'I spend a lot of time looking at my children and wondering to myself what their skin tone means in 2019'
This essay was originally published on September 20, 2019.
My daughter Jasmine has light brown hair and hazel eyes.
My son Niko's hair is even lighter, but his eyes are dark brown.
Same goes for my other son Julian (which makes sense, since they're identical twins).
They're all tall and lean. And they're all fair-skinned, the kind that no amount of sunscreen seems to stave off a sunburn.
By appearance, they take after their father and his lineage.
So I'm forgiving when people say, "They don't look like you at all," but a little less forgiving when people confuse me for their nanny.
My kids are Canadian. By heritage on my side, they're Indian (my Bengali parents immigrated to Canada in 1967). On their dad's side, it's a mix of Scottish, Irish and English.
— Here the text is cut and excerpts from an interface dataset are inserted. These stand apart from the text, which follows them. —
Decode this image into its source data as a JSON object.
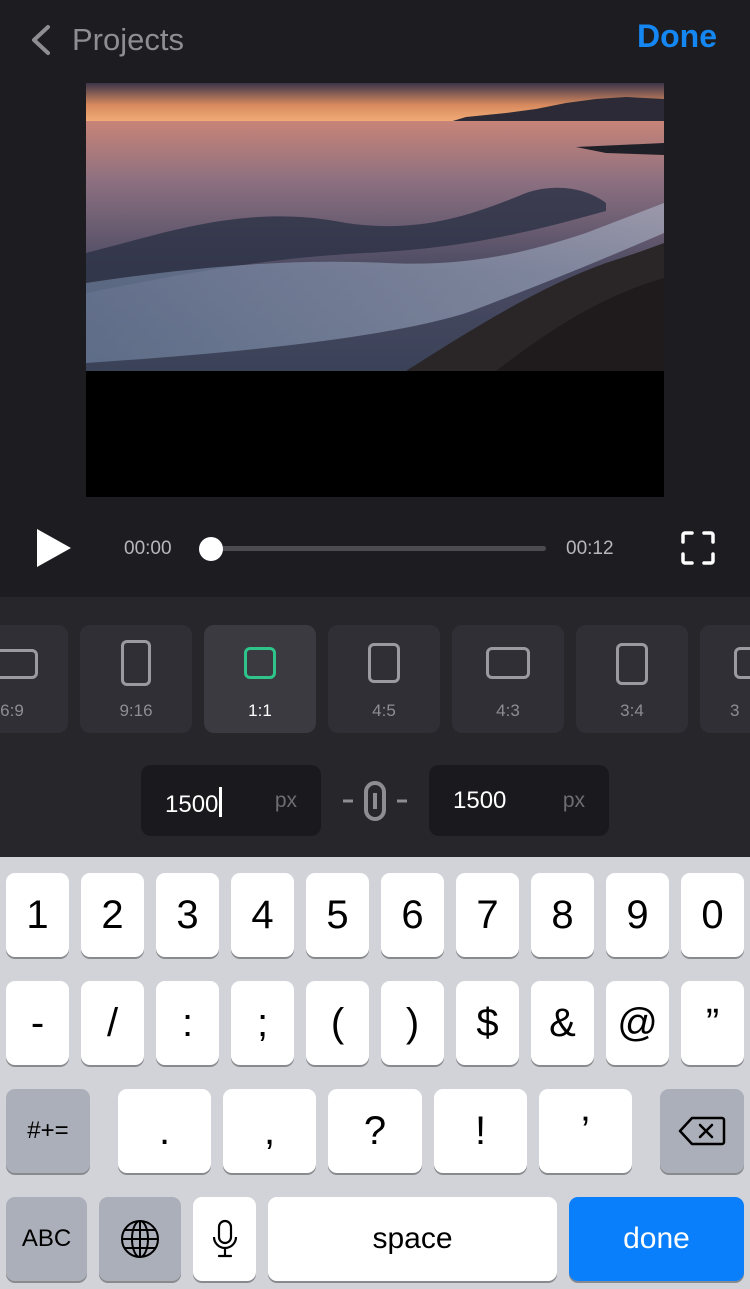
{
  "header": {
    "back_label": "Projects",
    "done_label": "Done"
  },
  "player": {
    "time_start": "00:00",
    "time_end": "00:12",
    "progress": 0.0
  },
  "ratios": [
    {
      "label": "6:9"
    },
    {
      "label": "9:16"
    },
    {
      "label": "1:1",
      "selected": true
    },
    {
      "label": "4:5"
    },
    {
      "label": "4:3"
    },
    {
      "label": "3:4"
    },
    {
      "label": "3"
    }
  ],
  "dimensions": {
    "width_value": "1500",
    "width_unit": "px",
    "height_value": "1500",
    "height_unit": "px"
  },
  "keyboard": {
    "row1": [
      "1",
      "2",
      "3",
      "4",
      "5",
      "6",
      "7",
      "8",
      "9",
      "0"
    ],
    "row2": [
      "-",
      "/",
      ":",
      ";",
      "(",
      ")",
      "$",
      "&",
      "@",
      "”"
    ],
    "row3": {
      "symbols_key": "#+=",
      "keys": [
        ".",
        ",",
        "?",
        "!",
        "’"
      ]
    },
    "row4": {
      "abc": "ABC",
      "space": "space",
      "done": "done"
    }
  },
  "colors": {
    "accent": "#1587f2",
    "selected_ratio": "#2fc58a",
    "keyboard_done": "#0a7ffb"
  },
  "icons": [
    "chevron-left-icon",
    "play-icon",
    "fullscreen-icon",
    "link-icon",
    "globe-icon",
    "microphone-icon",
    "backspace-icon"
  ]
}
I tell you this because I spend a lot of time looking at my children and wondering to myself what their skin tone means in 2019... and what it will mean in years to come, as they grow into adults.
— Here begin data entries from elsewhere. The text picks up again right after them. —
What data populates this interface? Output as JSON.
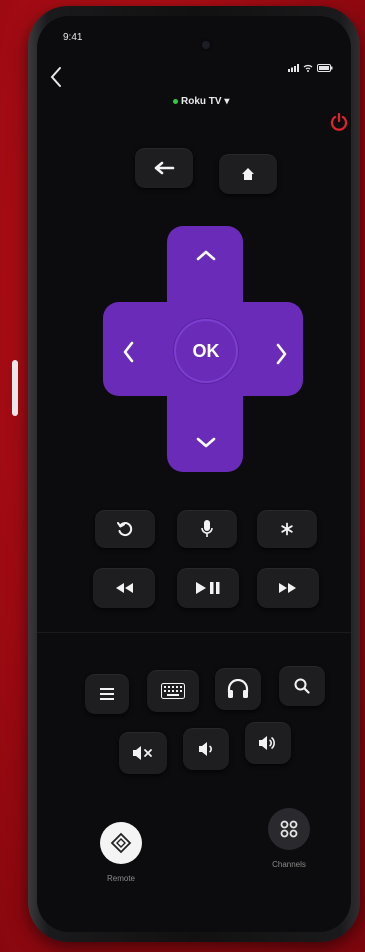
{
  "status_bar": {
    "time": "9:41",
    "icons": [
      "signal-icon",
      "wifi-icon",
      "battery-icon"
    ]
  },
  "header": {
    "back_icon": "chevron-left-icon",
    "device_name": "Roku TV",
    "device_status_color": "#2ecc40",
    "power_icon": "power-icon",
    "power_color": "#e0242c"
  },
  "nav_row": {
    "back_icon": "arrow-left-icon",
    "home_icon": "home-icon"
  },
  "dpad": {
    "ok_label": "OK",
    "color": "#6a2cb8",
    "up_icon": "chevron-up-icon",
    "down_icon": "chevron-down-icon",
    "left_icon": "chevron-left-icon",
    "right_icon": "chevron-right-icon"
  },
  "control_rows": [
    [
      "replay-icon",
      "microphone-icon",
      "asterisk-icon"
    ],
    [
      "rewind-icon",
      "play-pause-icon",
      "fast-forward-icon"
    ]
  ],
  "tools_row": [
    "menu-icon",
    "keyboard-icon",
    "headphones-icon",
    "search-icon"
  ],
  "volume_row": [
    "volume-mute-icon",
    "volume-down-icon",
    "volume-up-icon"
  ],
  "tabs": [
    {
      "label": "Remote",
      "icon": "remote-icon",
      "active": true
    },
    {
      "label": "Channels",
      "icon": "channels-icon",
      "active": false
    }
  ]
}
Each of them has the ability to "pass" as a white person.
Passing means being assumed to be something that you are not.
And it can be a privilege. There are clear benefits when people assume that you're white.
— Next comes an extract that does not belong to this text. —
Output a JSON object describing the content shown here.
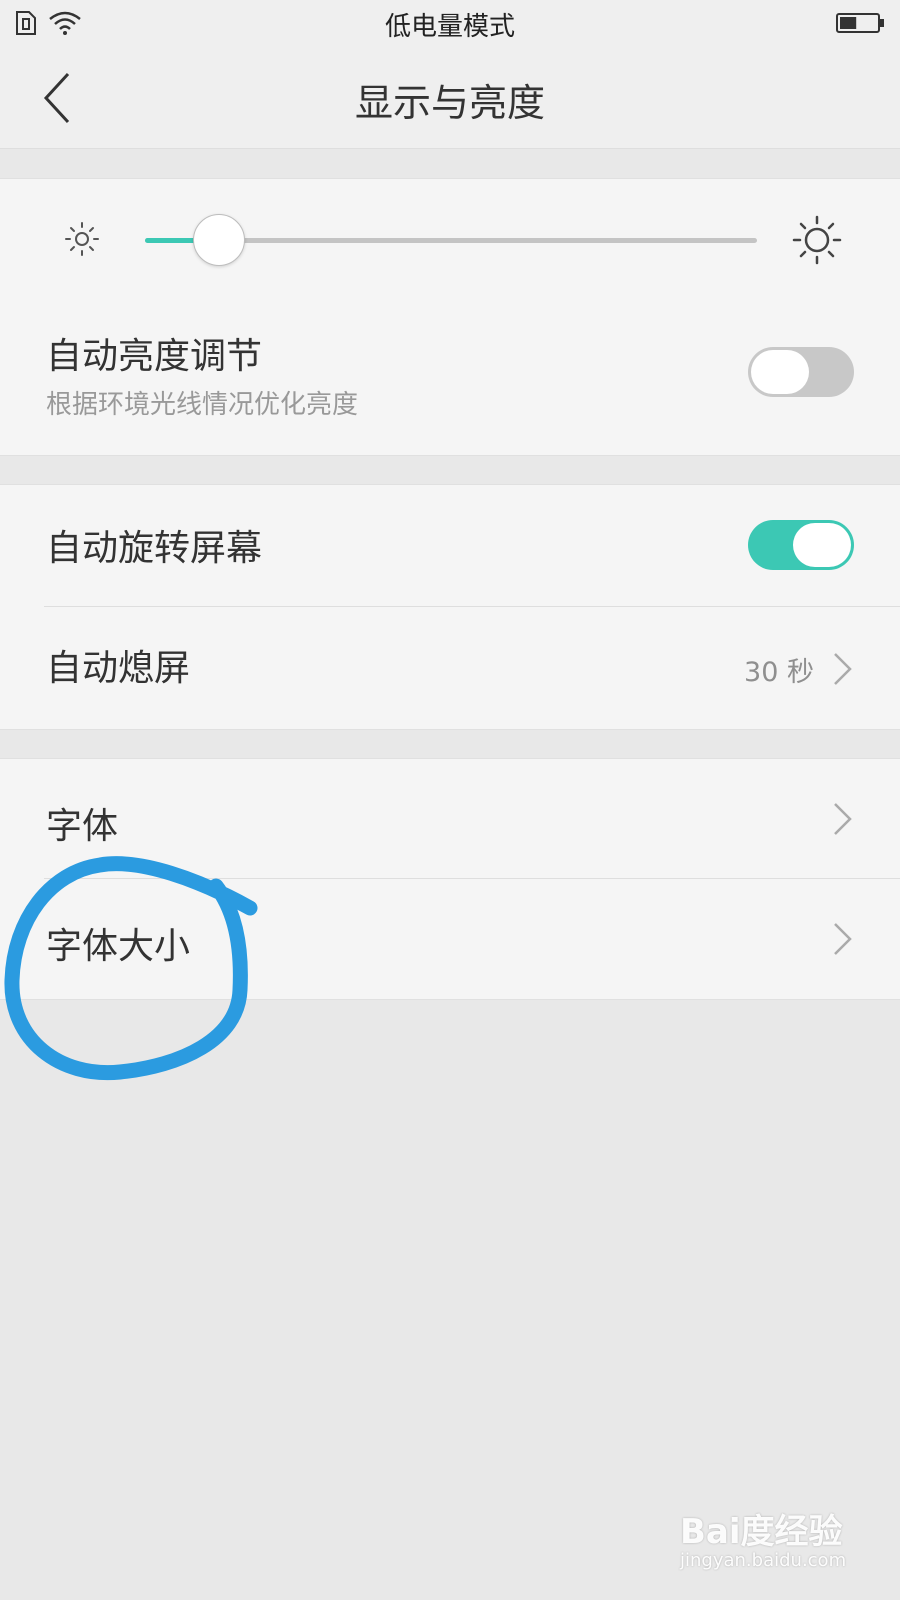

Not having racial taunts hurled at you for the colour of your skin is one obvious example.
But there are a lot of other times when passing as white can also have its advantages.
For example, when crossing the border into the United States, James Chaarani – who's the child of Muslim-Lebanese immigrants, and is himself white passing – explained on Out in the Open's recent episode "Come to Pass":
"I feel the need to conceal who I am when I'm crossing the U.S border... It's not that I've done anything wrong. I just don't want to be hassled. And it's paid off: I can't remember the last time a border guard gave me any trouble."
But as Chaarani argues, there can also be a cost to passing.
"Since I'm so inconspicuous, it means I also get access to unfiltered versions of Islamophobia and ethnic hatred," he said, "I see and hear the subtle bigotry that some non-Arab people express amongst themselves, because they think I'm one of them."
And that's the thing about passing.
It's a privileged door you can choose to access, but once you walk through it, you can't always predict what will be on the other side.
Piya Chattopadhyay is the host of CBC Radio's Out in the Open.